Purpose: Some previous studies used DL techniques for sinogram interpolation prior to CT reconstruction to reduce the imaging dose. However, few studies have applied DL techniques on CBCT projection interpolation for cone-beam CT (CBCT) reconstruction. This study develops a novel DL technique that performs CBCT projection interpolation before the reconstruction step to improve CBCT image quality, reduce artifacts caused by sparse sampling, as well as reduce the imaging dose.
Methods: Due to the limitation of GPU memory, the proposed technique re-slice the stack of projection data along the axial direction. The processed data are fed into the custom-designed network slice by slice. As the network iterates through each slice in the input stack of sparsely sampled projections, the outputs of the network are stacked together to form the stack of fully sampled projections. These projections are then used to reconstruct CBCT with the Feldkamp, Davis, and Kress (FDK) algorithm. The proposed technique is tested for CBCT reconstruction using sparsely sampled data. We compared the CBCT images reconstructed from projections interpolated with the conventional bilinear interpolation method and the proposed technique to demonstrate its feasibility and advantages. The quantitative evaluation metrics used are peak-signal-to-noise ratio (PSNR), structural similarity (SSIM) index, and root-mean-square error (RMSE).
Results: Average PSNR, SSIM, and RMSE values are 41.552, 0.988, and 0.008 for CBCT images reconstructed from projections interpolated with the proposed DL technique; 37.774, 0.975, and 0.013 for bilinear interpolation method; 39.692, 0.978, and 0.010 for images reconstructed without projection interpolation.
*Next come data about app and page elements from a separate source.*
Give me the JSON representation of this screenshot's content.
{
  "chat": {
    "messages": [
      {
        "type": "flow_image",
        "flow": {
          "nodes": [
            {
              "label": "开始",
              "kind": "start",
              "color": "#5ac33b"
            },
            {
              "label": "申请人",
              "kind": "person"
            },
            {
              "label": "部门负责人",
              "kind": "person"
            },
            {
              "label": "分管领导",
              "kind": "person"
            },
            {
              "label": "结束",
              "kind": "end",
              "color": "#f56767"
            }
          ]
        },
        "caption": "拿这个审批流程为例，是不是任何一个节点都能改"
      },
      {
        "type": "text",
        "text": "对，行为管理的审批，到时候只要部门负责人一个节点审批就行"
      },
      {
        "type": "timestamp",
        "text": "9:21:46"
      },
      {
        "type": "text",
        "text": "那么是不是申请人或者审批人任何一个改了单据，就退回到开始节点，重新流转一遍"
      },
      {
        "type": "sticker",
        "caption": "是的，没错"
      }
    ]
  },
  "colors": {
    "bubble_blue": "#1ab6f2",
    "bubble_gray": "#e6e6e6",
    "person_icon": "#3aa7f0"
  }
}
The proposed technique shows an overall improvement in PSNR, SSIM, and RMSE.
Conclusion: The proposed DL interpolation technique can perform accurate CBCT projection interpolation that reduces artifacts for CBCT reconstructed from sparsely sampled projections as well as the imaging dose.
Funding Support, Disclosures, and Conflict of Interest: This work is partially supported by Duke University Chancellor Scholarship and is partially supported by NIH 1R01EB028324-01 and R01CA184173.